Improving rural and remote practitioners’ knowledge of the diabetic foot: findings from an educational intervention

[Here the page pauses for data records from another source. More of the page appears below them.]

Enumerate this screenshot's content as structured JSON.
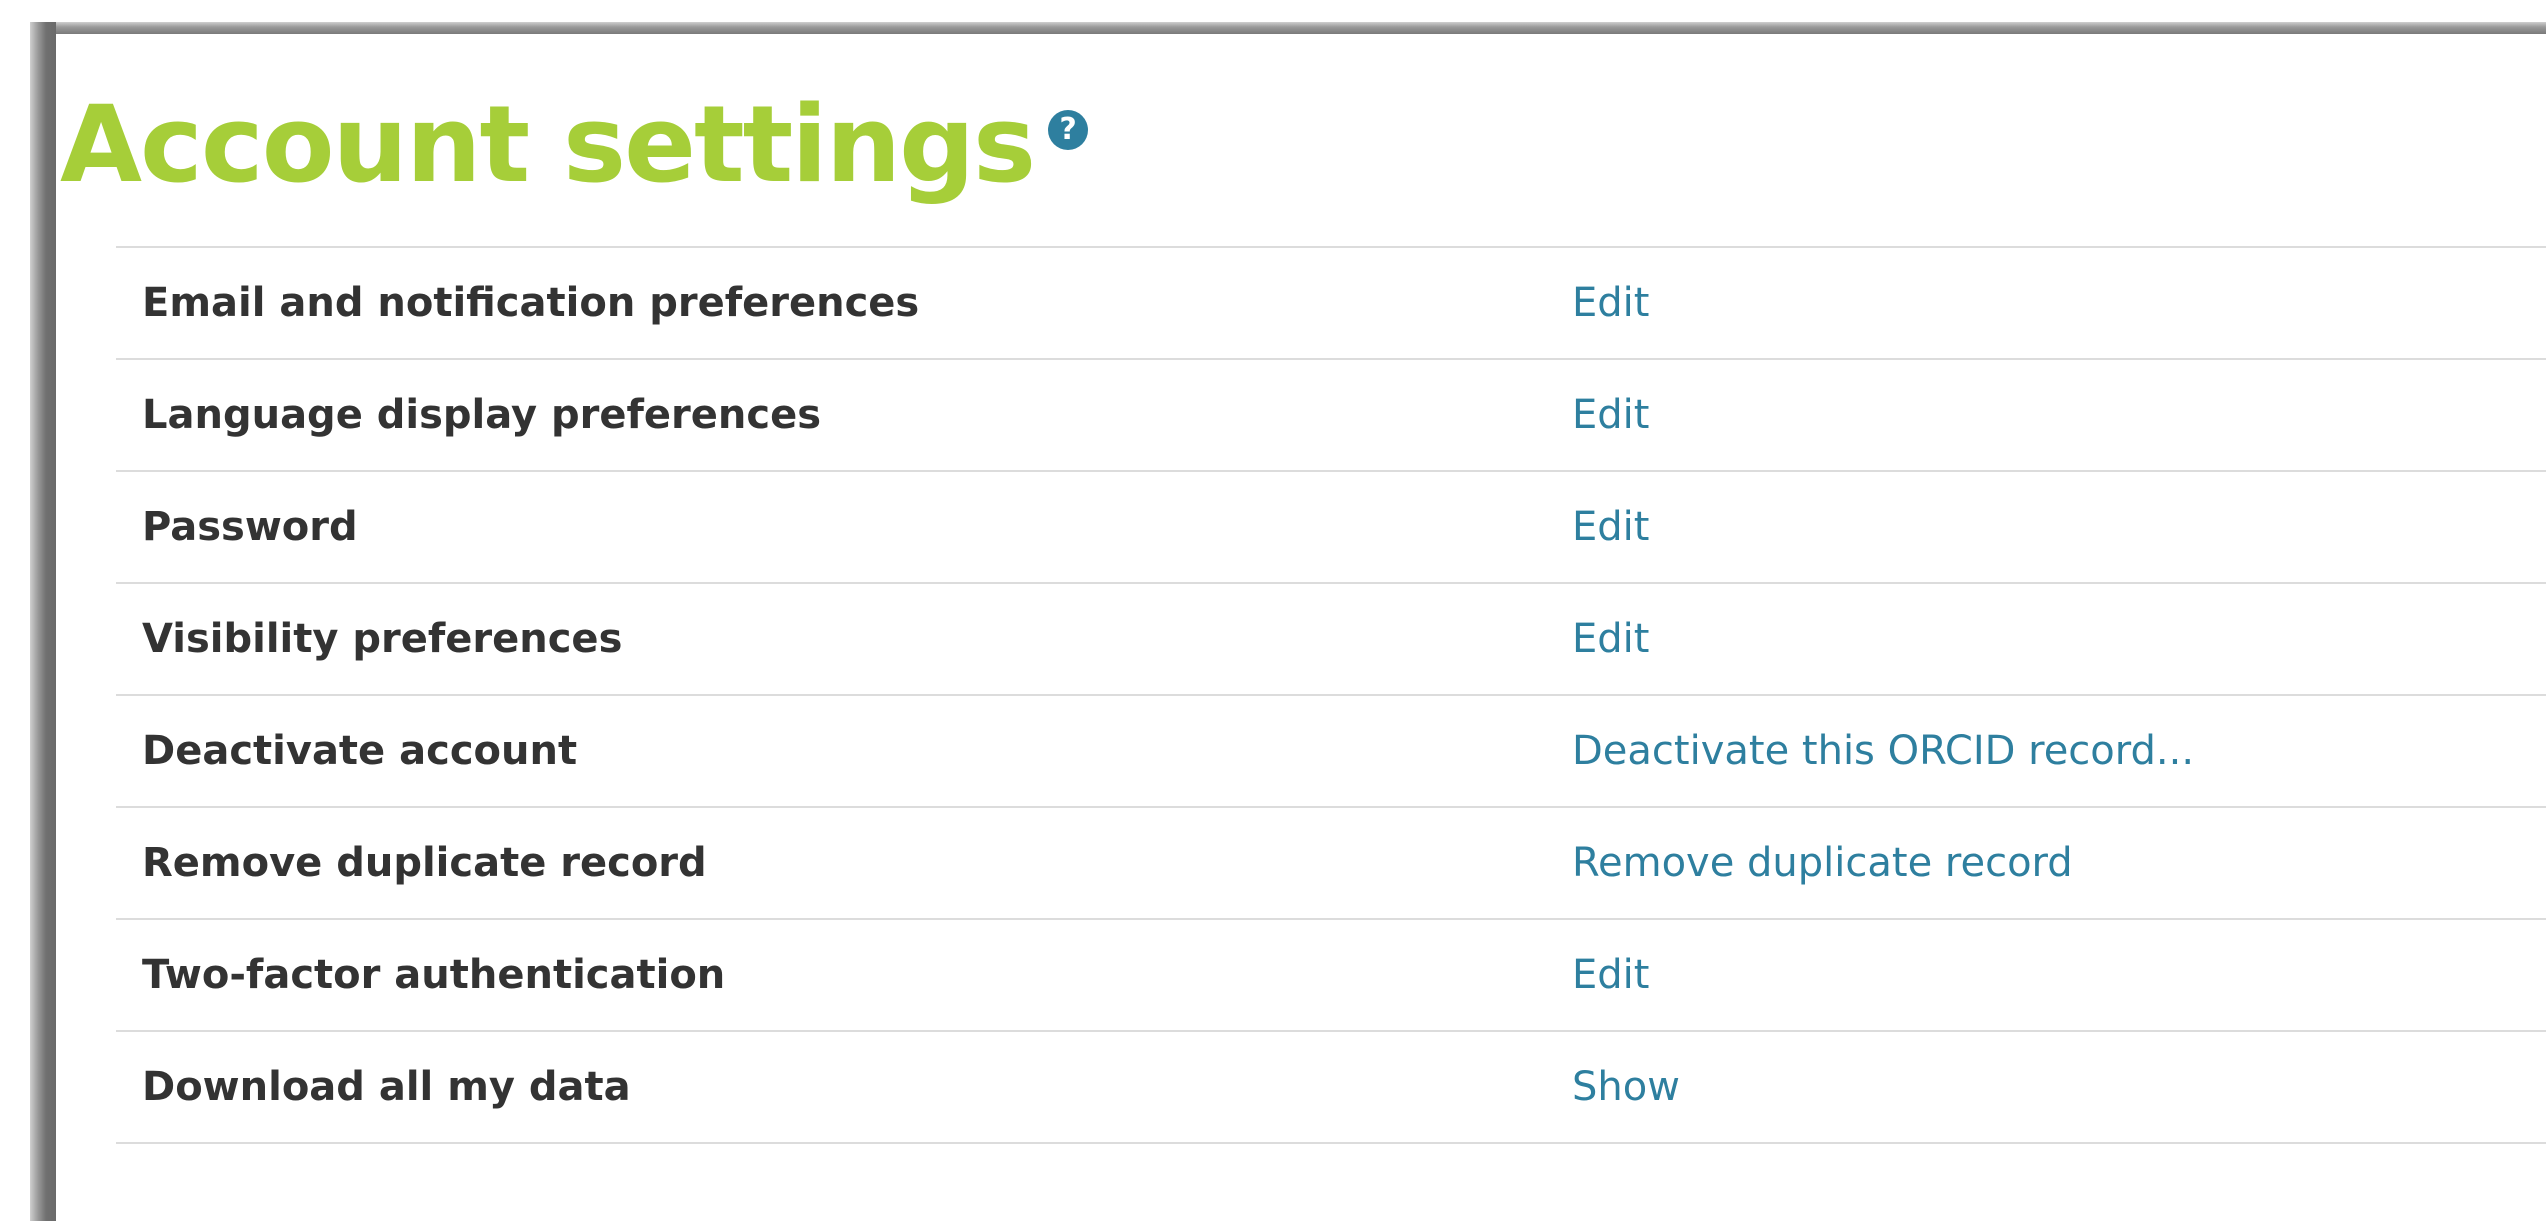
{
  "page": {
    "title": "Account settings",
    "help_icon_glyph": "?",
    "help_icon": "question-circle-icon"
  },
  "colors": {
    "title": "#a6ce39",
    "link": "#2e7f9f",
    "label": "#333333",
    "divider": "#dcdcdc"
  },
  "settings": [
    {
      "label": "Email and notification preferences",
      "action": "Edit"
    },
    {
      "label": "Language display preferences",
      "action": "Edit"
    },
    {
      "label": "Password",
      "action": "Edit"
    },
    {
      "label": "Visibility preferences",
      "action": "Edit"
    },
    {
      "label": "Deactivate account",
      "action": "Deactivate this ORCID record..."
    },
    {
      "label": "Remove duplicate record",
      "action": "Remove duplicate record"
    },
    {
      "label": "Two-factor authentication",
      "action": "Edit"
    },
    {
      "label": "Download all my data",
      "action": "Show"
    }
  ]
}
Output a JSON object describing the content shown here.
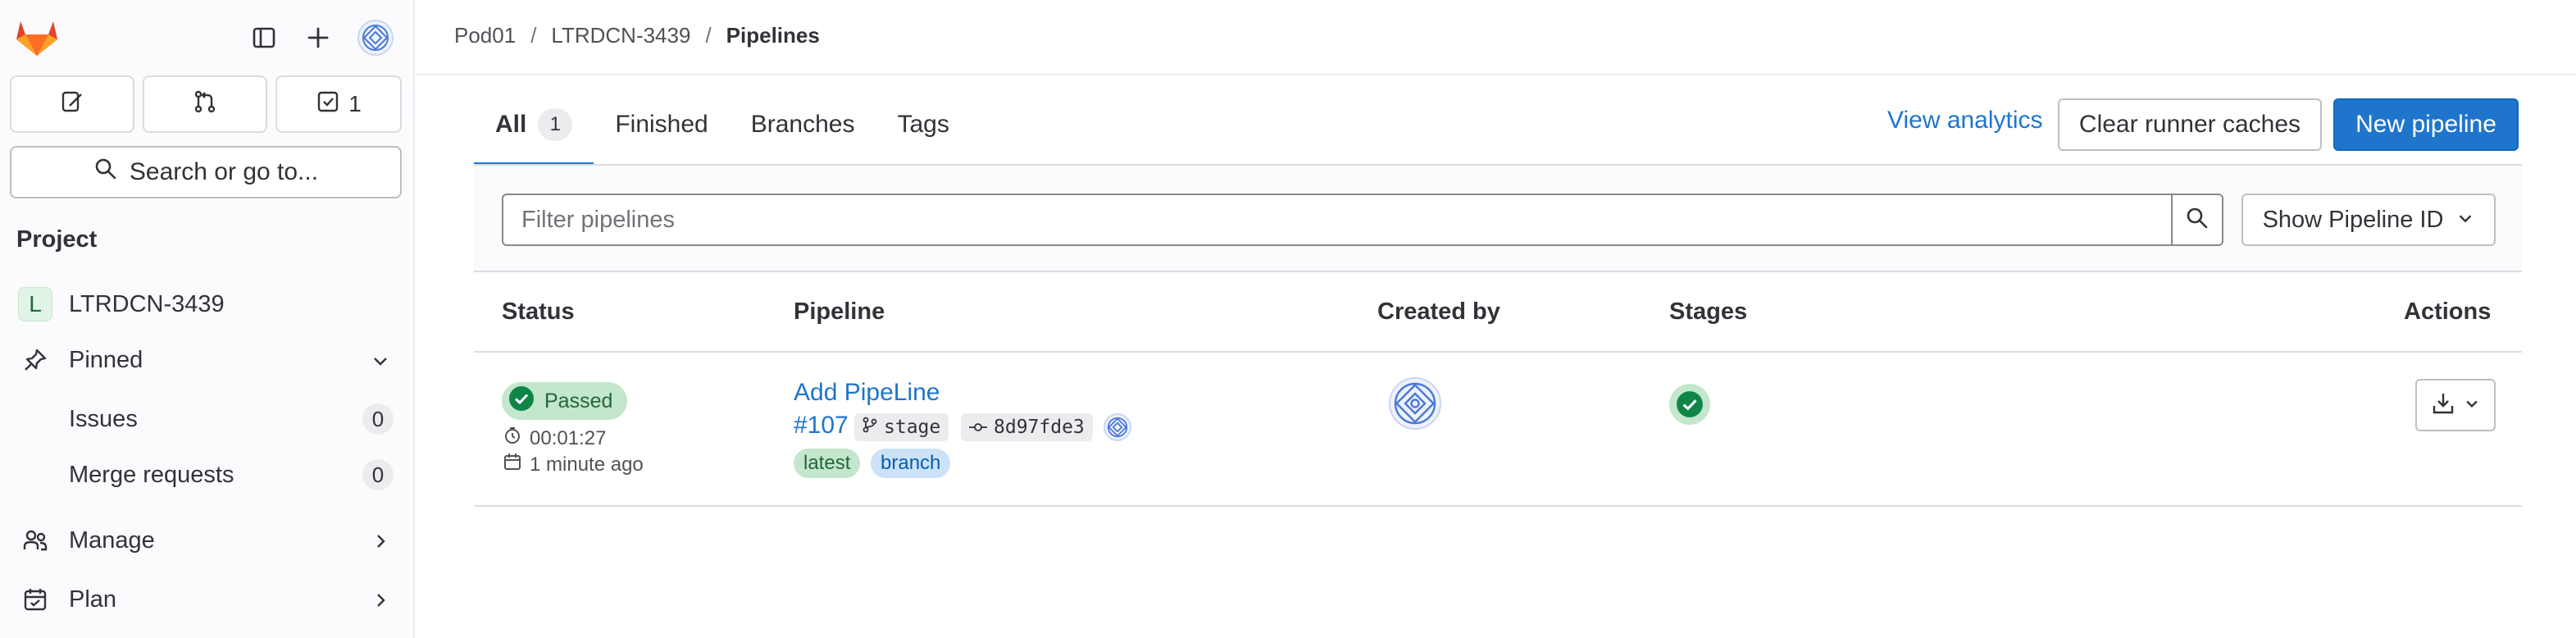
{
  "sidebar": {
    "todo_count": "1",
    "search_label": "Search or go to...",
    "section_title": "Project",
    "project": {
      "letter": "L",
      "name": "LTRDCN-3439"
    },
    "pinned_label": "Pinned",
    "pinned_items": [
      {
        "label": "Issues",
        "count": "0"
      },
      {
        "label": "Merge requests",
        "count": "0"
      }
    ],
    "manage_label": "Manage",
    "plan_label": "Plan"
  },
  "breadcrumb": {
    "items": [
      "Pod01",
      "LTRDCN-3439",
      "Pipelines"
    ],
    "separator": "/"
  },
  "tabs": [
    {
      "label": "All",
      "count": "1"
    },
    {
      "label": "Finished"
    },
    {
      "label": "Branches"
    },
    {
      "label": "Tags"
    }
  ],
  "actions": {
    "analytics_label": "View analytics",
    "clear_cache_label": "Clear runner caches",
    "new_pipeline_label": "New pipeline"
  },
  "filter": {
    "placeholder": "Filter pipelines",
    "dropdown_label": "Show Pipeline ID"
  },
  "table": {
    "headers": {
      "status": "Status",
      "pipeline": "Pipeline",
      "created_by": "Created by",
      "stages": "Stages",
      "actions": "Actions"
    },
    "rows": [
      {
        "status": "Passed",
        "duration": "00:01:27",
        "finished": "1 minute ago",
        "title": "Add PipeLine",
        "id": "#107",
        "ref": "stage",
        "commit": "8d97fde3",
        "tags": [
          "latest",
          "branch"
        ]
      }
    ]
  },
  "colors": {
    "accent": "#1f75cb",
    "success_bg": "#c3e6cd",
    "success_fg": "#108548",
    "tag_blue_bg": "#cbe2f9"
  },
  "icons": {
    "logo": "gitlab-tanuki-icon",
    "sidebar_toggle": "sidebar-toggle-icon",
    "create": "plus-icon",
    "issues": "issues-icon",
    "merge_requests": "merge-request-icon",
    "todos": "todo-check-icon",
    "search": "search-icon",
    "pin": "pin-icon",
    "manage": "users-icon",
    "plan": "calendar-icon",
    "download": "download-icon"
  }
}
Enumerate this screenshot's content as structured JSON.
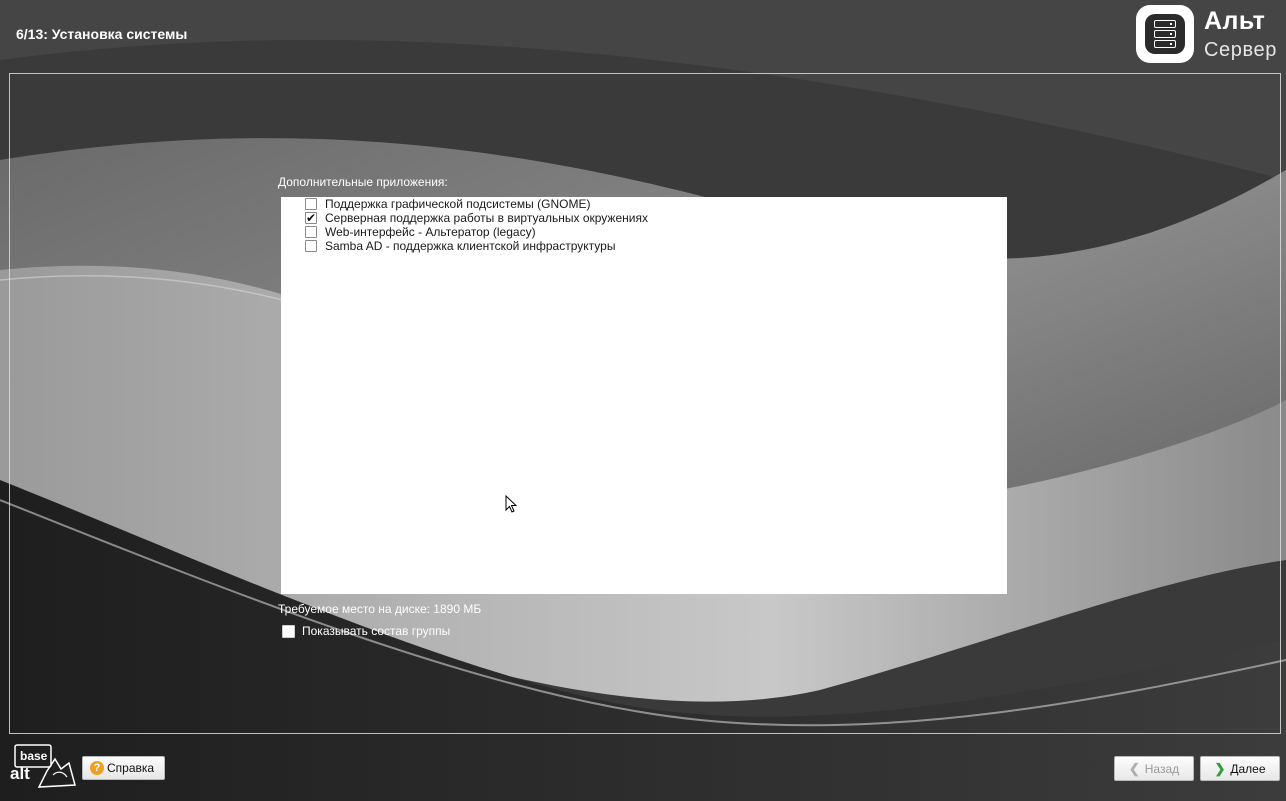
{
  "header": {
    "step_title": "6/13: Установка системы",
    "brand_line1": "Альт",
    "brand_line2": "Сервер"
  },
  "main": {
    "section_label": "Дополнительные приложения:",
    "items": [
      {
        "label": "Поддержка графической подсистемы (GNOME)",
        "checked": false,
        "mark": ""
      },
      {
        "label": "Серверная поддержка работы в виртуальных окружениях",
        "checked": true,
        "mark": "✔"
      },
      {
        "label": "Web-интерфейс - Альтератор (legacy)",
        "checked": false,
        "mark": ""
      },
      {
        "label": "Samba AD - поддержка клиентской инфраструктуры",
        "checked": false,
        "mark": ""
      }
    ],
    "disk_space": "Требуемое место на диске: 1890 МБ",
    "show_group_label": "Показывать состав группы",
    "show_group_checked": false
  },
  "footer": {
    "vendor_logo_line1": "base",
    "vendor_logo_line2": "alt",
    "help_label": "Справка",
    "help_icon_glyph": "?",
    "back_label": "Назад",
    "back_icon_glyph": "❮",
    "next_label": "Далее",
    "next_icon_glyph": "❯"
  },
  "colors": {
    "background": "#333333",
    "next_arrow": "#2f9e30",
    "help_icon": "#f0a020"
  }
}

AIMS To assess whether a programme of nurse education increased the frequency with which nurses conducted foot checks on people with diabetes undergoing haemodialysis and to evaluate whether this influenced self-reported foot care behaviour. METHODS A non-randomized stepped-wedge design was used to evaluate a nurse education programme implemented in four UK National Health Service dialysis units. People with diabetes undergoing haemodialysis were invited to complete a questionnaire on the frequency of foot examination by health professionals, on the presence of foot problems and on their own foot care behaviour, using the Nottingham Assessment of Functional Foot-care (NAFF). An education session for nurses, including procedures for foot examination, was conducted sequentially in each of four haemodialysis units. The questionnaire was repeated at 2-monthly intervals. RESULTS The education session resulted in a significant increase in the reported number of foot examinations by nurses (P = 0.007). There was also a significant improvement in reported foot care behaviour (P < 0.001), but this occurred between the first and second 2-monthly assessments and was unrelated to the timing of the intervention. CONCLUSIONS A single education session can improve the routine checking of the feet of people with diabetes undergoing haemodialysis. The administration of the Nottingham Assessment of Functional Foot-care questionnaire was associated with improved self-reported foot care behaviour, reflecting greater awareness of risk in this population.